-What do you expect from ID for the 20th anniversary?
Nothing. I don't see what there is that they can add on top of what they've already done. I imagine there will be some interviews and a bit of discussion, but I don't care for that sort of thing.
-How Doom (and Doomworld) has changed your life?
DEU (and DEU II when I got it) was the creative output that topped/replaced Lego, for me around age 9-10. The ZDoom forums were a place for a bullied and lonely mid-teen to escape life in after school and talk to people with a shared interest. ZDoom itself was a gateway into programming, scripting and games development, which influenced my choice of degree an awful lot. These days Doom and Doomworld are just a minor distraction from boredom in and around work. Mapping isn't the passion for me it once was and I've got so many games to play that Doom is just another one in the mass these days.
Thing is, it's influenced my music taste, what I look for in games and possibly life in general (I like adrenaline rushes and Doom definitely used to be that) and has given me a creative focus. My interest and involvement in it have probably shaped my life a lot more than I realise and it's always been there as a fallback when I'm bored but have a computer handy. It's like the background music of my life.
-What do you expect for Doom in the next 20 years?
It'll keep going at this kind of level, I think. There's still advances being made and it is very much a good platform to cut your teeth in games design and development, as it's so easy to work with when compared to a full-3D game. Plus, as some of our older members show, it can hold your attention for 20 years comfortably, whilst our youngest members are showing you don't even have to have been there when the game came out to get into it.
-Will you keep Doomin' 20 years from now?
Honestly, can't say. I've had breaks of months (and even a couple of years, once) - my current apathy towards it is probably just a result of burnout from 7+ years of fairly heavy community involvement. The fact is, when RL is full of activity and bustle, I tend to turn more to Doom in limited downtime as it's familiar and easy to do, but can have very large rewards in terms of finished projects and the development journey.
-For mappers and musicians, do you plan on keeping doing maps/music for Doom?
I want to hit at least 100 released maps in my lfie time, so that's 8 more to go. There's so much I've still not done, I imagine that, as long as I have some enthusiasm or interest, it'll keep happenning.
-Do you think another revolutionary game will come and take Doom's place?
We've had revolutionary games before and after Doom that made huge impacts.
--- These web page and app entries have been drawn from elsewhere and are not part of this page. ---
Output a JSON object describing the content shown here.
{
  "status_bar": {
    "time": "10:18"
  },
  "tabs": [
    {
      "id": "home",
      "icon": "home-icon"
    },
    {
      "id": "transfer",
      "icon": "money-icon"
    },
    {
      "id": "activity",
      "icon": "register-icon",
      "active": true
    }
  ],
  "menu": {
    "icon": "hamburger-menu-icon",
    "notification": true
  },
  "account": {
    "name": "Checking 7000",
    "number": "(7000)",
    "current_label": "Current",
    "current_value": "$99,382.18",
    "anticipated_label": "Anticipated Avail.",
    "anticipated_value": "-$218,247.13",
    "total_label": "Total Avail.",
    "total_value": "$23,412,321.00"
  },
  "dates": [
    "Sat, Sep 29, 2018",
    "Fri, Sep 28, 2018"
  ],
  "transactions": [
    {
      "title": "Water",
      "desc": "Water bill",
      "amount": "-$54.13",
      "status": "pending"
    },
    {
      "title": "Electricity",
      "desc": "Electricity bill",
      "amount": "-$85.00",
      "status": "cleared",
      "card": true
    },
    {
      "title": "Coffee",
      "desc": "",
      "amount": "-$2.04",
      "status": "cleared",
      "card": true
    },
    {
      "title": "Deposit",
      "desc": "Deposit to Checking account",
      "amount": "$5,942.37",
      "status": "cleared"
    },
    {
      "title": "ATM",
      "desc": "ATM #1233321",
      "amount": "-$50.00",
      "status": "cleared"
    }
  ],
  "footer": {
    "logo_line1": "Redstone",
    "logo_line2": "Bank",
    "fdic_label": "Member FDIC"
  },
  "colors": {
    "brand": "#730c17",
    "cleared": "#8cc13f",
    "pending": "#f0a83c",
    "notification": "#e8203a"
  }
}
They just join a pantheon, rather than replace eachother.
-Do you think we'll see a Doom 5? Doom 6?
They may not be called that, given the industries penchant for reboots, but I'd say the name still commands a lot of interest. Whether they'll be the games we want is an entirely different question.
-Will the forums survive 20 more years?
Maybe not these ones, but as long as somebody is still paying for hosting (or knows a decent free host) there will be a home for Doom discussion and a place to share works. From what I've gathered, IRC and online multiplayer for Doom are still thriving, so a larger discussion board for what comes out of (and goes into) those seems likely to follow.
The main thing is, how do you think Doom has lived through this 2 decades?
Doom has inspired a long-term dedication that very few other games can boast. The fact that old hands still trickle back and register amazement at how far the game has come and how strong the community still is speaks volumes, to me. Even the fact that we still attract so many trolls (in the form of Terry et al) suggests the community and the game it centres around are still a big deal.